- _WORK ORDER_
Whenever the string "separator" turns up in a line below, that line should be copied.

- _RECORD EXTRACTS_
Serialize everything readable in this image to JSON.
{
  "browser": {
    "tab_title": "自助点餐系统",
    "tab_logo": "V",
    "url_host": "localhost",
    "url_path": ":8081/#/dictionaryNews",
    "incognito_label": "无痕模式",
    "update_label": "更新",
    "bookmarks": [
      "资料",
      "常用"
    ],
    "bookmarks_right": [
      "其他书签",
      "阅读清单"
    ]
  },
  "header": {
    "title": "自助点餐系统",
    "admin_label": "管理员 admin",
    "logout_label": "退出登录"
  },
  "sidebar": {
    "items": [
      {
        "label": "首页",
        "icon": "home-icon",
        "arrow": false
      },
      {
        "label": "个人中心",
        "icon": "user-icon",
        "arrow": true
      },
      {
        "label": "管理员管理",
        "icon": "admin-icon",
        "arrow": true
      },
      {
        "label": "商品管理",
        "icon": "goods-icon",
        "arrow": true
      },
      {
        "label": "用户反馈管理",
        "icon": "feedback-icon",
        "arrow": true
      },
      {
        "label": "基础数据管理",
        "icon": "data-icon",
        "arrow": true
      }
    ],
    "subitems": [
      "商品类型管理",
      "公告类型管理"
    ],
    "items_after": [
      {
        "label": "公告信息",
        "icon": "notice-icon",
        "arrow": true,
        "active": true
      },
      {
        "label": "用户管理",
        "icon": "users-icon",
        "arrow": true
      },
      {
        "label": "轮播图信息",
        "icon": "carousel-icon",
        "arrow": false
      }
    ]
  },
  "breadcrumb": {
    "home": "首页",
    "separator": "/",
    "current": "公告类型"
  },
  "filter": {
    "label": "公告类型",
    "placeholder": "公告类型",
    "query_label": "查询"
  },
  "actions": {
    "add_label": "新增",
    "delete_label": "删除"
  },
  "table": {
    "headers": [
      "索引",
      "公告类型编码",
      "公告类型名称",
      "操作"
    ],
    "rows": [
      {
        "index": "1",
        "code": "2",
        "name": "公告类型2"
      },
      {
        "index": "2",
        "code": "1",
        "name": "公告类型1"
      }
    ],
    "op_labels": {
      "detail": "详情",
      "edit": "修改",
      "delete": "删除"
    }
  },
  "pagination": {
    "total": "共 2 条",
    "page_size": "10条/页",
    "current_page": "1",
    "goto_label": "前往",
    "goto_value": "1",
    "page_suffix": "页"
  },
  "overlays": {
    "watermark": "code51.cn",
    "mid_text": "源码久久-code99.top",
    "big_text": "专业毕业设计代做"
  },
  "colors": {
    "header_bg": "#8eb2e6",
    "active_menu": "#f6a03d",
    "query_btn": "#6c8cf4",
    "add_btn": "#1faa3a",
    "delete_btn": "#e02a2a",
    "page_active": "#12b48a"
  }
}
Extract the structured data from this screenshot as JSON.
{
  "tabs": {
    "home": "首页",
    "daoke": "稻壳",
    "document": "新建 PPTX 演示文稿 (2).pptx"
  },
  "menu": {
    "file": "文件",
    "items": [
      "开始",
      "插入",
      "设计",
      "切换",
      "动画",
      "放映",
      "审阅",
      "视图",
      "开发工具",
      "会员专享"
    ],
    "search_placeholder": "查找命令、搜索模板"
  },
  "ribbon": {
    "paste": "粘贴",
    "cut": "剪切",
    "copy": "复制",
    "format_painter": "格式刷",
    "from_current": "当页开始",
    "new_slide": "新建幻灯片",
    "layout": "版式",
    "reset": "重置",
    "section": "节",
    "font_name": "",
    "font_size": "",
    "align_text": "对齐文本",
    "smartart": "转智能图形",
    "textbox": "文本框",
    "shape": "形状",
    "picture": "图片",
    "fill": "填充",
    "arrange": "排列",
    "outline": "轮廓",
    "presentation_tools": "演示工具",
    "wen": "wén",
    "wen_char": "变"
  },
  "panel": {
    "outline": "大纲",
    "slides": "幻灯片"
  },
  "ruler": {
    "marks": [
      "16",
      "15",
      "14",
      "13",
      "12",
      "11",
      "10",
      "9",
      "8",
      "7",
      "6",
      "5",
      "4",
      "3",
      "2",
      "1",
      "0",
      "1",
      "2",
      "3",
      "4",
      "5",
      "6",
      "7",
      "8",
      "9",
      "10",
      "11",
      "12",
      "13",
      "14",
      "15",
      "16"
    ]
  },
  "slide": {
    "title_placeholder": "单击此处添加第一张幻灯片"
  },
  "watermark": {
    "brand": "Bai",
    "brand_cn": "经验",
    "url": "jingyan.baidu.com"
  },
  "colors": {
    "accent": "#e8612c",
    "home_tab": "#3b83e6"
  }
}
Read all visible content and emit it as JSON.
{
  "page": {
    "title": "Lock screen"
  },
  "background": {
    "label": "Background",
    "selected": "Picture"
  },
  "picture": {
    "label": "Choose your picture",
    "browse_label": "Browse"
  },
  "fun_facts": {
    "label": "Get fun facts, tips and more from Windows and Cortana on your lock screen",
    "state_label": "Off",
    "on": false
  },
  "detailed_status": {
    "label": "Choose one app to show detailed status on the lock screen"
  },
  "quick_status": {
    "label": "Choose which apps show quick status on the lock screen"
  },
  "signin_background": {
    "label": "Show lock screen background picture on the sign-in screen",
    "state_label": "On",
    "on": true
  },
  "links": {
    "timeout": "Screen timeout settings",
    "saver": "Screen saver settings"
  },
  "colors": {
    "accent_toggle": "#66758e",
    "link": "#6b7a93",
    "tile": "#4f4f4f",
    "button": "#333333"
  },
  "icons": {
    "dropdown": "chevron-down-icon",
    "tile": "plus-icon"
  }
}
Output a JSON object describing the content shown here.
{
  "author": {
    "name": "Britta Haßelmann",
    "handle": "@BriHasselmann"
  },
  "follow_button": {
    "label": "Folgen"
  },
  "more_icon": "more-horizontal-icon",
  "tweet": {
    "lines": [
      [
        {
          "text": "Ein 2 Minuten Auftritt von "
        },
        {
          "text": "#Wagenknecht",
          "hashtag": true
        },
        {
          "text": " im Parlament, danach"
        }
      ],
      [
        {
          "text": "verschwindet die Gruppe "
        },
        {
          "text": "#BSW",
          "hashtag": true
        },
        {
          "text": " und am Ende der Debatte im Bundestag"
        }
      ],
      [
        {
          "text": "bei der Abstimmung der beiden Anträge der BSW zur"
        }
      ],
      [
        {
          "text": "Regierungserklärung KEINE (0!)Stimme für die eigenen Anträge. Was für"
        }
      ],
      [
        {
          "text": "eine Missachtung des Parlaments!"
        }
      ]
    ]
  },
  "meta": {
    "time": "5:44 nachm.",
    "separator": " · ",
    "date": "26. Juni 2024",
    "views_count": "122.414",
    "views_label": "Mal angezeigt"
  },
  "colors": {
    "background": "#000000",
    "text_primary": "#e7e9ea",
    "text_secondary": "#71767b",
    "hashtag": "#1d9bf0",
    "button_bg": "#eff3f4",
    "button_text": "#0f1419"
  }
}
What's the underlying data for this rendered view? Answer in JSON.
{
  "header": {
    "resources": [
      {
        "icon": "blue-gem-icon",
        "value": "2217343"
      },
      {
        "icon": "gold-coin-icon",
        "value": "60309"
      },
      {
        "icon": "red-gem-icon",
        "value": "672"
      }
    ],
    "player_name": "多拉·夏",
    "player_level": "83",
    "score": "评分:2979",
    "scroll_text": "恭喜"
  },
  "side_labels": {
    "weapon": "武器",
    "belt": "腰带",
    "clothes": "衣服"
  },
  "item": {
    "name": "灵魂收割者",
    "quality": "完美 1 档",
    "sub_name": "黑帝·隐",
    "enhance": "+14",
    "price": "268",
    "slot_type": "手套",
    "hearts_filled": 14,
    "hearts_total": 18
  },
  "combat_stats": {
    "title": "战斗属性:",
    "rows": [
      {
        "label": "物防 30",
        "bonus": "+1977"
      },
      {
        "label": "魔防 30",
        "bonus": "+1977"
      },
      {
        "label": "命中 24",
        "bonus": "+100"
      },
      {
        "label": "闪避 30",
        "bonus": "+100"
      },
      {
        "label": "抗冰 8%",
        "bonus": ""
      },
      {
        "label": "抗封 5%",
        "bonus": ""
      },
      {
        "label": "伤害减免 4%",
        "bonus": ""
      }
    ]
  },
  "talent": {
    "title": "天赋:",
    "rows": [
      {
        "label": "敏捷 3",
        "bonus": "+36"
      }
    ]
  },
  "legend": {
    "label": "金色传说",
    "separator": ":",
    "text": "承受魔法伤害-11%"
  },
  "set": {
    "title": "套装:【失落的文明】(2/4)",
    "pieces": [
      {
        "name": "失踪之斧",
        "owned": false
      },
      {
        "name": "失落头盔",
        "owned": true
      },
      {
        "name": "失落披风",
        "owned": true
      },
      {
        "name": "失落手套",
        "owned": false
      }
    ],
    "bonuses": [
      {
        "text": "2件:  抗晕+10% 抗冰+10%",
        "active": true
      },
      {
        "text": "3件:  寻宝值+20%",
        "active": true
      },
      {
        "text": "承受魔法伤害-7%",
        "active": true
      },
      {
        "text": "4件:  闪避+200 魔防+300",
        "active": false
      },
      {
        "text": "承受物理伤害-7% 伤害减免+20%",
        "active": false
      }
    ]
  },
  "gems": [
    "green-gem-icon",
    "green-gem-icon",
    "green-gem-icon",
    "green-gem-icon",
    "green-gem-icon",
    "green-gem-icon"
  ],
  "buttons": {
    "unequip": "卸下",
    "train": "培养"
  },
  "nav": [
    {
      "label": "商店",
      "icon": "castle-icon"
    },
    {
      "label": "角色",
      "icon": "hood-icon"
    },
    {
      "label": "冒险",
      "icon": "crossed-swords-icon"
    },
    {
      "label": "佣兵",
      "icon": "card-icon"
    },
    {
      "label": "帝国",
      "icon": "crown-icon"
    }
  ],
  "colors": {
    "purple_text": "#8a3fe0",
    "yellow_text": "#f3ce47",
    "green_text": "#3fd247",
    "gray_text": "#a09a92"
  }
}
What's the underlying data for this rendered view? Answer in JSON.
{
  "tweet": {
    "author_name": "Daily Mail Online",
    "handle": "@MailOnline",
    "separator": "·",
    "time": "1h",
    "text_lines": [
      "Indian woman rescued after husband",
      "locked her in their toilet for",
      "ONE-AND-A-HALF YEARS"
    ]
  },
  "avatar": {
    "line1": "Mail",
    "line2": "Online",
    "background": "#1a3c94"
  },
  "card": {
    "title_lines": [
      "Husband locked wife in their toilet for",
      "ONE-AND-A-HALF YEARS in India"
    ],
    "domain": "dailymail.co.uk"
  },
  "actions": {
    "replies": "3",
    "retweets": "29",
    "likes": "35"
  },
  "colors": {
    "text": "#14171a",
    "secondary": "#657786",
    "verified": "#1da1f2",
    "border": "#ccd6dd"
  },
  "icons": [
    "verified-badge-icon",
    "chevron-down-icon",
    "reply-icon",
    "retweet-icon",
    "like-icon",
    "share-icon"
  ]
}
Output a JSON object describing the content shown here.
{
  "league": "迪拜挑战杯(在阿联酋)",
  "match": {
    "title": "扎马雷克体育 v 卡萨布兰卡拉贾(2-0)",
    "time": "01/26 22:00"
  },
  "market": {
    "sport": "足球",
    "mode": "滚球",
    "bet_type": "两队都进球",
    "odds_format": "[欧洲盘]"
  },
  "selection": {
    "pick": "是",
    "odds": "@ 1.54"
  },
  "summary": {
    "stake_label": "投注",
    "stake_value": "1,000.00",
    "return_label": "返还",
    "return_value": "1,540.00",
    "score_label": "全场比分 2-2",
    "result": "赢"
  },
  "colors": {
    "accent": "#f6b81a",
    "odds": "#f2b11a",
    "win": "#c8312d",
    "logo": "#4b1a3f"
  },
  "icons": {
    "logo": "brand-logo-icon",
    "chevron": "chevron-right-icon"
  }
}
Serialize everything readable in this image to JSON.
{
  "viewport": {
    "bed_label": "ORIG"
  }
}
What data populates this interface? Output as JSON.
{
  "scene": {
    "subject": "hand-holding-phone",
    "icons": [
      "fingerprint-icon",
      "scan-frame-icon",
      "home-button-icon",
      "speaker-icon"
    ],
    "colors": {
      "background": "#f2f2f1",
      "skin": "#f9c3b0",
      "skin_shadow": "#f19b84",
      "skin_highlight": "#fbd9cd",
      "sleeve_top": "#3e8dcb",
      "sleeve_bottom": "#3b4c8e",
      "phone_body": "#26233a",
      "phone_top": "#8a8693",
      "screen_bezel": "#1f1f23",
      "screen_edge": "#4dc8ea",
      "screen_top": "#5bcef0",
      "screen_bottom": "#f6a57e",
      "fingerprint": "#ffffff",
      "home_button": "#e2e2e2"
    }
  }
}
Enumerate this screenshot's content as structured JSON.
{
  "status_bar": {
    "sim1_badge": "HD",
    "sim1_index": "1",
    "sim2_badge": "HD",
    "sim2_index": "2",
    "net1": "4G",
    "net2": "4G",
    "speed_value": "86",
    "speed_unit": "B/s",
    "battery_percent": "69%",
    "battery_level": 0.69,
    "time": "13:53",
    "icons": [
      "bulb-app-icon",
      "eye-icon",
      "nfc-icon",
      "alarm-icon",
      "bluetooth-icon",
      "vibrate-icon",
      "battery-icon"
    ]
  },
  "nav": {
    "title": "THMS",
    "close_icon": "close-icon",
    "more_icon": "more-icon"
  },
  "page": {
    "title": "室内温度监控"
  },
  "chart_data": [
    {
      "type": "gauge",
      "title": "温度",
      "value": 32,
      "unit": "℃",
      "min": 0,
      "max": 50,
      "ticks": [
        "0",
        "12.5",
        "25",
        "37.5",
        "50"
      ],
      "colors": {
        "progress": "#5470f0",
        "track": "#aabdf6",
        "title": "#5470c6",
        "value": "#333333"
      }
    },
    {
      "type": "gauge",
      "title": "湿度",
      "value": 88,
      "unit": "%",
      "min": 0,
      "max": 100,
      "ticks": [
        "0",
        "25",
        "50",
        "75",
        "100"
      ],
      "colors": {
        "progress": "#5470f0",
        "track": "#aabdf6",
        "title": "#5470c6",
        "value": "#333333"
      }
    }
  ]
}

- _TASK RESULT_
    "separator": "/",
    "separator": " · ",
    "separator": ":",
    "separator": "·",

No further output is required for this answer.